Market pundits are all but promising a recession in the near future. Trade war headlines and weak manufacturing data are spooking investors, and a quick search reveals any number of armchair analysts suggesting this may finally be the big event to pull us into a Recession. Coupled with the fact that we are currently in the longest economic expansion in history, it’s easy to make the case that we are due for a recession.
Unfortunately, financial media outlets today are acting like a meteorologist forecasting a Category 5 hurricane. They seem to believe that like a hurricane, recessions:
- Forecast Easily
- Approach Rapidly
- Require Immediate Action
- Cause Permanent Devastation
Do hurricanes and recessions really have this much in common?
Meteorologists use satellites and specially equipped aircraft to gather information about wind speeds, rainfall, and barometric pressures of the storm. They take this data and create computer forecast models called spaghetti models, and based on the model, scientists can forecast a hurricane’s path with a high degree of certainty.
Does such a model exist for forecasting recessions? Quite simply, no. Economists have loads of historical data, economic models, and Nobel Prizes; yet they struggle to reliably forecast recessions. There is no alarm that tells us we are in a recession and attempting to forecast the beginning and end of a recession (or market top and bottom) is virtually impossible to do consistently.
Thanks to modern technology, we can identify hurricanes as they develop, track where they are likely to travel, and predict when the storm will make landfall. Modern media outlets and emergency alert systems are then able to get the information out to literally save lives.

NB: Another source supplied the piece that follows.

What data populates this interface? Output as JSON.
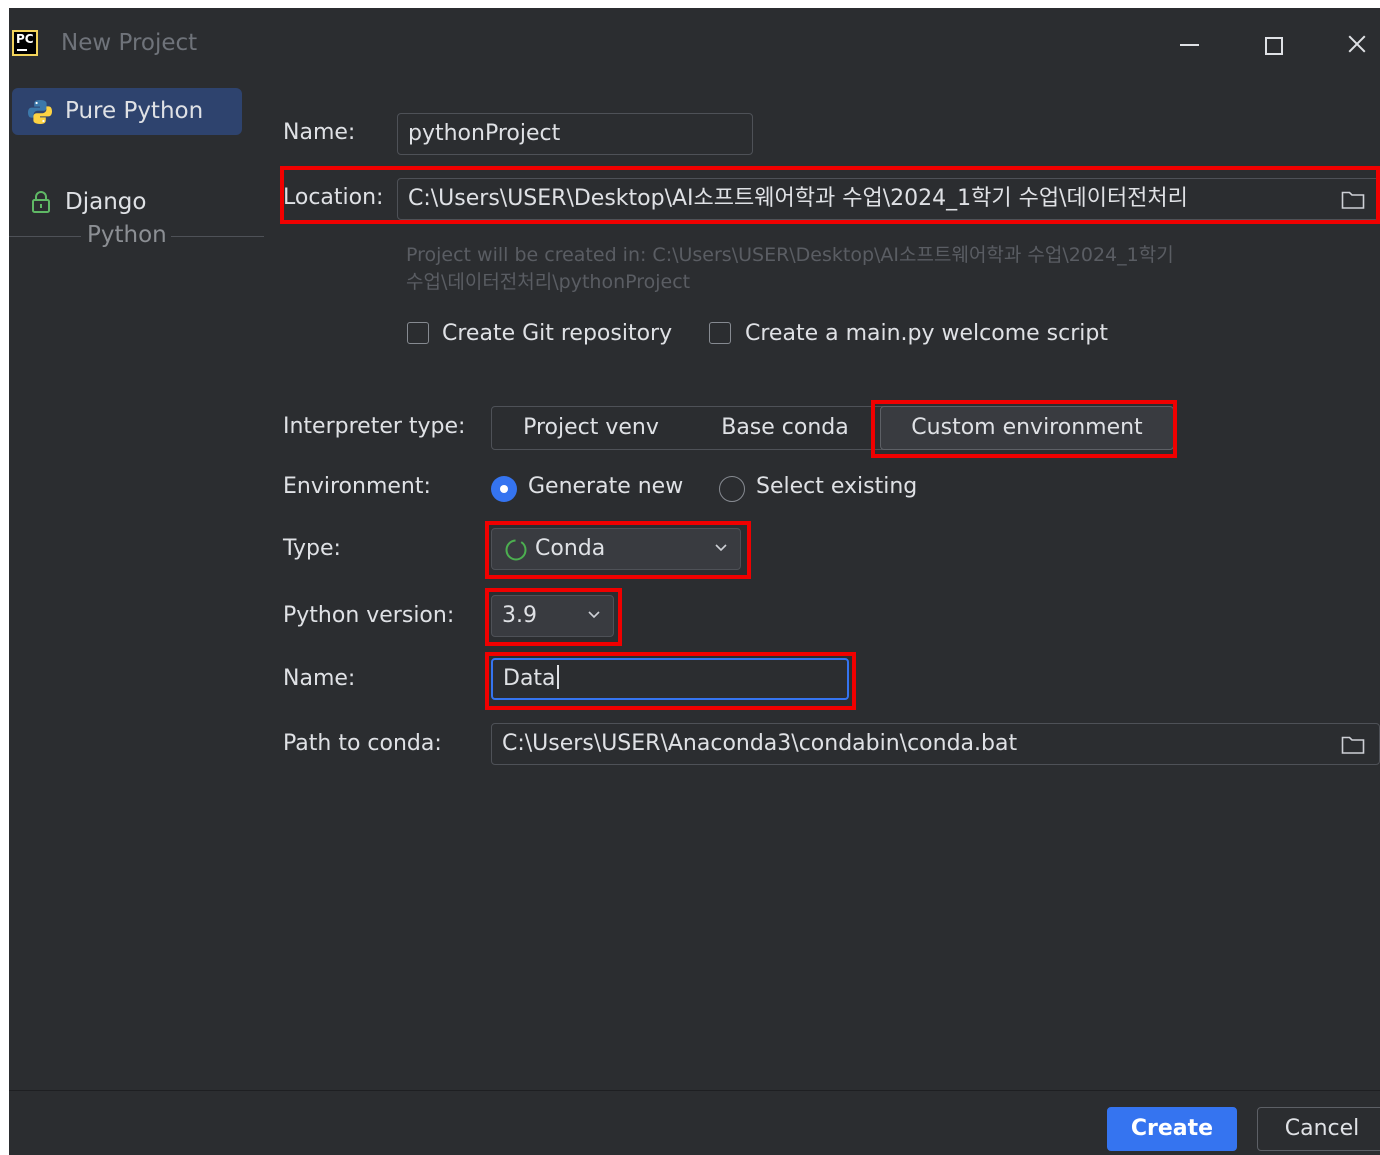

Many have been saying that we’ve been in the 7th or 8th inning of this economic expansion. Economists were calling for a recession as early as 2011 during the European Sovereign Debt Crisis. Seven years later, we’ve still not had a recession. Stepping back and observing that no one has been able to successfully predict the timing of recessions is a freeing exercise.
Require Immediate Action:
When a hurricane is coming toward you, action is absolutely and imminently required. You may consider boarding up windows or placing sandbags near entry ways of your home. You may want to evacuate the area entirely to avoid getting caught in the storm. Just standing there could be life threatening.
This begs the obvious question, if we knew a recession was coming, what should we do to our portfolio? Jack Bogle, founder of Vanguard and Father of Index Fund Investing, had a famous saying, “Don’t just do something, stand there!” I love this quote (for investing not hurricanes!).
Often when disaster strikes, we feel the need to do something to our investment portfolio, but investors are historically terrible at timing the markets. What inevitably happens is we sell when we should be buying and buy when we should be selling.
A better plan would be to have a plan. If you live along the east coast you better have a hurricane plan, and if you are investing, you should have a plan for what to do in a recession. The key is to prepare in advance! Can your home withstand a hurricane? Can your portfolio withstand a Recession?
Cause Permanent Devastation:
No two hurricanes are the same, and the amount of damage caused can vary wildly. Conversely, a recession is a recession. In a recession the severity and length of the decline does not matter. I’ve never heard of a Category 1 or Category 5 recession. Maybe if it existed, a recession wouldn’t sound as scary. For most, when we hear recession we envision the Great Financial Crisis of 2008-2009 — the worst recession since The Great Depression. We’ve lived through 12 recessions in the 90 years since then, yet all we can remember is the most recent, and coincidentally, most severe. The simple fact is: most recessions come and go with very little fanfare.
I hope it is obvious at this point, but a recession is not a hurricane and should not be feared as such. No one wants to think about a recession when times are good but, without a doubt, the best strategy is to have a plan well ahead of time. Is your asset allocation appropriate? Are you comfortable with your equity exposure, or will you be tempted to sell and abort the plan? Do you have enough cash to live through a downturn? You can’t stop a Recession or a Hurricane from happening, but you should be prepared.